> **Recorded information**
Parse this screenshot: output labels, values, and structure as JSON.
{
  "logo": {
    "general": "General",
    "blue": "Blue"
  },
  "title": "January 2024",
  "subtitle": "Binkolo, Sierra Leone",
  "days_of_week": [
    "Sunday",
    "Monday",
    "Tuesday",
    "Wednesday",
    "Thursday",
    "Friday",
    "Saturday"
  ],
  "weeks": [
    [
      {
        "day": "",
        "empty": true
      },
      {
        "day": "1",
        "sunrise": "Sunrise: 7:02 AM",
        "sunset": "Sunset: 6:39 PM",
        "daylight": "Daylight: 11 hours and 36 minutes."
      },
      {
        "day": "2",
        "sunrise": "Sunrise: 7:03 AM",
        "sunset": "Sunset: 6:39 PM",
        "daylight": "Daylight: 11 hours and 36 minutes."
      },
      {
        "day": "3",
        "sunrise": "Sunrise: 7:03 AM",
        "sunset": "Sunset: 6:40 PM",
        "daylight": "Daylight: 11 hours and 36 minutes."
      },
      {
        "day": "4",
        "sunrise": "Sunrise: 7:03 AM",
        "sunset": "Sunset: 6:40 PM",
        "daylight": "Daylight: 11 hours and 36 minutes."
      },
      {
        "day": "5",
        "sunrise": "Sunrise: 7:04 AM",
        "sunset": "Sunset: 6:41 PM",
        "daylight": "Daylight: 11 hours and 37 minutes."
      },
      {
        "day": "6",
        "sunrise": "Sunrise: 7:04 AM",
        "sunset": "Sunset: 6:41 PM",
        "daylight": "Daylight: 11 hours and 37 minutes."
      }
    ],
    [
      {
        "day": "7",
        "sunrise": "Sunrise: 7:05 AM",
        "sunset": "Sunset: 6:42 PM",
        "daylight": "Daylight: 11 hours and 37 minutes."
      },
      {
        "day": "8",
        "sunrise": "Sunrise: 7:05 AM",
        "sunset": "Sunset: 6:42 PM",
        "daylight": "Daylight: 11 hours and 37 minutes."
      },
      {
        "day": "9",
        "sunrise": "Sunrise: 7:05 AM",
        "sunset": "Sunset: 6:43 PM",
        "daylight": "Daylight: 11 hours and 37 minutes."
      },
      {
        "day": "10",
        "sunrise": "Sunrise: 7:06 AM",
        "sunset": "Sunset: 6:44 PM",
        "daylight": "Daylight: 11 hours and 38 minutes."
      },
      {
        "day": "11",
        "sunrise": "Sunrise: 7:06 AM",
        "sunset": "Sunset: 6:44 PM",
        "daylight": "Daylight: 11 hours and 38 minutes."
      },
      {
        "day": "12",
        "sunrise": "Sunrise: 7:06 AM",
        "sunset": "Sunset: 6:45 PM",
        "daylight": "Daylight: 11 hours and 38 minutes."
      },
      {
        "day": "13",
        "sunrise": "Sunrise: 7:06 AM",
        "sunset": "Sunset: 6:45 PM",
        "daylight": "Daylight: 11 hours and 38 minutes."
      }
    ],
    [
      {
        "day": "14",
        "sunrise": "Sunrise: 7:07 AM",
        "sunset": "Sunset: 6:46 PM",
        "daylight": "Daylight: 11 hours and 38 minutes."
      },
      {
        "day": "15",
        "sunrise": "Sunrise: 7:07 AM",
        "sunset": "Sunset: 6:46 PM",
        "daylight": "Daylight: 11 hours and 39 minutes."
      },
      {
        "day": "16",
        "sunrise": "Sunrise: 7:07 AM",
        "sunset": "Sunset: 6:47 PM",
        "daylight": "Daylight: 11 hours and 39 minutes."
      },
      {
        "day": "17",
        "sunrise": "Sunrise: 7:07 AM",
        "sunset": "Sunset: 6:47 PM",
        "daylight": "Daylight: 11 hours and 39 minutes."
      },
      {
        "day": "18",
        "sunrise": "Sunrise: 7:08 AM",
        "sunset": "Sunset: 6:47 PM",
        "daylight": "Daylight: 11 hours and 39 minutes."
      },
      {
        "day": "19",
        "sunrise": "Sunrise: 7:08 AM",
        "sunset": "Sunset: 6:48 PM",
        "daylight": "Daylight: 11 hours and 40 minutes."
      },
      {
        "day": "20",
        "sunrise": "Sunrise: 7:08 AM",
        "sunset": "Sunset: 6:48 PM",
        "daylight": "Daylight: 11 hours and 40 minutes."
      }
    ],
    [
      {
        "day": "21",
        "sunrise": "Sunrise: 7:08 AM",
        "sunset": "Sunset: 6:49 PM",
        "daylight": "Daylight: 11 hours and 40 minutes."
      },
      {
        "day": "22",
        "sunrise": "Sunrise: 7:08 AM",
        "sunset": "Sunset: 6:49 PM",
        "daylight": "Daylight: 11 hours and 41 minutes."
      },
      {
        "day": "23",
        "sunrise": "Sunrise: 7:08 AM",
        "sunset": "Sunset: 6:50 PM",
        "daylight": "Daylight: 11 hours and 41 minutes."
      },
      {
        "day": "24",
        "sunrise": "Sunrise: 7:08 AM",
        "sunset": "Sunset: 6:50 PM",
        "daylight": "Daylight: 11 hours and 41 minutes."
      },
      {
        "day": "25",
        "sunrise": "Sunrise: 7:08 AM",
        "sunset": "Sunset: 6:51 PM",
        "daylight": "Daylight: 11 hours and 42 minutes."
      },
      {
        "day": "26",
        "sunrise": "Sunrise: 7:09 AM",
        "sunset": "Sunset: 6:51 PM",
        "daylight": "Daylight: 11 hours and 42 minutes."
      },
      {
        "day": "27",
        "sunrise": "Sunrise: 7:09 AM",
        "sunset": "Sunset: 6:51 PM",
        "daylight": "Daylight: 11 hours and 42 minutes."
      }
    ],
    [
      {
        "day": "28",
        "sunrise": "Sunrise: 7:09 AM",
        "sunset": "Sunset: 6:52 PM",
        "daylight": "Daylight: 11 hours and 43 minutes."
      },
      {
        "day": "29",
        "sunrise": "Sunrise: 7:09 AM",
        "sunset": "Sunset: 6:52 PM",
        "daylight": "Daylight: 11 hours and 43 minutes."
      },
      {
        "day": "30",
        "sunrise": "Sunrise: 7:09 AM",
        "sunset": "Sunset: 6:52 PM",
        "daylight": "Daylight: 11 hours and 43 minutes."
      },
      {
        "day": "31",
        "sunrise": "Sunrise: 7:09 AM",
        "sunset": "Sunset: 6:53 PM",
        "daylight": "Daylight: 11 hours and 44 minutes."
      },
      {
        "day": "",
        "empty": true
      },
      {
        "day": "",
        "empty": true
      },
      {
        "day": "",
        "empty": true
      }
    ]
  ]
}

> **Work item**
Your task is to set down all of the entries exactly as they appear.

> **Exercise result**
Parse this screenshot: output labels, values, and structure as JSON.
{
  "logo": {
    "general": "General",
    "blue": "Blue"
  },
  "title": "January 2024",
  "subtitle": "Binkolo, Sierra Leone",
  "days_of_week": [
    "Sunday",
    "Monday",
    "Tuesday",
    "Wednesday",
    "Thursday",
    "Friday",
    "Saturday"
  ],
  "weeks": [
    [
      {
        "day": "",
        "empty": true
      },
      {
        "day": "1",
        "sunrise": "Sunrise: 7:02 AM",
        "sunset": "Sunset: 6:39 PM",
        "daylight": "Daylight: 11 hours and 36 minutes."
      },
      {
        "day": "2",
        "sunrise": "Sunrise: 7:03 AM",
        "sunset": "Sunset: 6:39 PM",
        "daylight": "Daylight: 11 hours and 36 minutes."
      },
      {
        "day": "3",
        "sunrise": "Sunrise: 7:03 AM",
        "sunset": "Sunset: 6:40 PM",
        "daylight": "Daylight: 11 hours and 36 minutes."
      },
      {
        "day": "4",
        "sunrise": "Sunrise: 7:03 AM",
        "sunset": "Sunset: 6:40 PM",
        "daylight": "Daylight: 11 hours and 36 minutes."
      },
      {
        "day": "5",
        "sunrise": "Sunrise: 7:04 AM",
        "sunset": "Sunset: 6:41 PM",
        "daylight": "Daylight: 11 hours and 37 minutes."
      },
      {
        "day": "6",
        "sunrise": "Sunrise: 7:04 AM",
        "sunset": "Sunset: 6:41 PM",
        "daylight": "Daylight: 11 hours and 37 minutes."
      }
    ],
    [
      {
        "day": "7",
        "sunrise": "Sunrise: 7:05 AM",
        "sunset": "Sunset: 6:42 PM",
        "daylight": "Daylight: 11 hours and 37 minutes."
      },
      {
        "day": "8",
        "sunrise": "Sunrise: 7:05 AM",
        "sunset": "Sunset: 6:42 PM",
        "daylight": "Daylight: 11 hours and 37 minutes."
      },
      {
        "day": "9",
        "sunrise": "Sunrise: 7:05 AM",
        "sunset": "Sunset: 6:43 PM",
        "daylight": "Daylight: 11 hours and 37 minutes."
      },
      {
        "day": "10",
        "sunrise": "Sunrise: 7:06 AM",
        "sunset": "Sunset: 6:44 PM",
        "daylight": "Daylight: 11 hours and 38 minutes."
      },
      {
        "day": "11",
        "sunrise": "Sunrise: 7:06 AM",
        "sunset": "Sunset: 6:44 PM",
        "daylight": "Daylight: 11 hours and 38 minutes."
      },
      {
        "day": "12",
        "sunrise": "Sunrise: 7:06 AM",
        "sunset": "Sunset: 6:45 PM",
        "daylight": "Daylight: 11 hours and 38 minutes."
      },
      {
        "day": "13",
        "sunrise": "Sunrise: 7:06 AM",
        "sunset": "Sunset: 6:45 PM",
        "daylight": "Daylight: 11 hours and 38 minutes."
      }
    ],
    [
      {
        "day": "14",
        "sunrise": "Sunrise: 7:07 AM",
        "sunset": "Sunset: 6:46 PM",
        "daylight": "Daylight: 11 hours and 38 minutes."
      },
      {
        "day": "15",
        "sunrise": "Sunrise: 7:07 AM",
        "sunset": "Sunset: 6:46 PM",
        "daylight": "Daylight: 11 hours and 39 minutes."
      },
      {
        "day": "16",
        "sunrise": "Sunrise: 7:07 AM",
        "sunset": "Sunset: 6:47 PM",
        "daylight": "Daylight: 11 hours and 39 minutes."
      },
      {
        "day": "17",
        "sunrise": "Sunrise: 7:07 AM",
        "sunset": "Sunset: 6:47 PM",
        "daylight": "Daylight: 11 hours and 39 minutes."
      },
      {
        "day": "18",
        "sunrise": "Sunrise: 7:08 AM",
        "sunset": "Sunset: 6:47 PM",
        "daylight": "Daylight: 11 hours and 39 minutes."
      },
      {
        "day": "19",
        "sunrise": "Sunrise: 7:08 AM",
        "sunset": "Sunset: 6:48 PM",
        "daylight": "Daylight: 11 hours and 40 minutes."
      },
      {
        "day": "20",
        "sunrise": "Sunrise: 7:08 AM",
        "sunset": "Sunset: 6:48 PM",
        "daylight": "Daylight: 11 hours and 40 minutes."
      }
    ],
    [
      {
        "day": "21",
        "sunrise": "Sunrise: 7:08 AM",
        "sunset": "Sunset: 6:49 PM",
        "daylight": "Daylight: 11 hours and 40 minutes."
      },
      {
        "day": "22",
        "sunrise": "Sunrise: 7:08 AM",
        "sunset": "Sunset: 6:49 PM",
        "daylight": "Daylight: 11 hours and 41 minutes."
      },
      {
        "day": "23",
        "sunrise": "Sunrise: 7:08 AM",
        "sunset": "Sunset: 6:50 PM",
        "daylight": "Daylight: 11 hours and 41 minutes."
      },
      {
        "day": "24",
        "sunrise": "Sunrise: 7:08 AM",
        "sunset": "Sunset: 6:50 PM",
        "daylight": "Daylight: 11 hours and 41 minutes."
      },
      {
        "day": "25",
        "sunrise": "Sunrise: 7:08 AM",
        "sunset": "Sunset: 6:51 PM",
        "daylight": "Daylight: 11 hours and 42 minutes."
      },
      {
        "day": "26",
        "sunrise": "Sunrise: 7:09 AM",
        "sunset": "Sunset: 6:51 PM",
        "daylight": "Daylight: 11 hours and 42 minutes."
      },
      {
        "day": "27",
        "sunrise": "Sunrise: 7:09 AM",
        "sunset": "Sunset: 6:51 PM",
        "daylight": "Daylight: 11 hours and 42 minutes."
      }
    ],
    [
      {
        "day": "28",
        "sunrise": "Sunrise: 7:09 AM",
        "sunset": "Sunset: 6:52 PM",
        "daylight": "Daylight: 11 hours and 43 minutes."
      },
      {
        "day": "29",
        "sunrise": "Sunrise: 7:09 AM",
        "sunset": "Sunset: 6:52 PM",
        "daylight": "Daylight: 11 hours and 43 minutes."
      },
      {
        "day": "30",
        "sunrise": "Sunrise: 7:09 AM",
        "sunset": "Sunset: 6:52 PM",
        "daylight": "Daylight: 11 hours and 43 minutes."
      },
      {
        "day": "31",
        "sunrise": "Sunrise: 7:09 AM",
        "sunset": "Sunset: 6:53 PM",
        "daylight": "Daylight: 11 hours and 44 minutes."
      },
      {
        "day": "",
        "empty": true
      },
      {
        "day": "",
        "empty": true
      },
      {
        "day": "",
        "empty": true
      }
    ]
  ]
}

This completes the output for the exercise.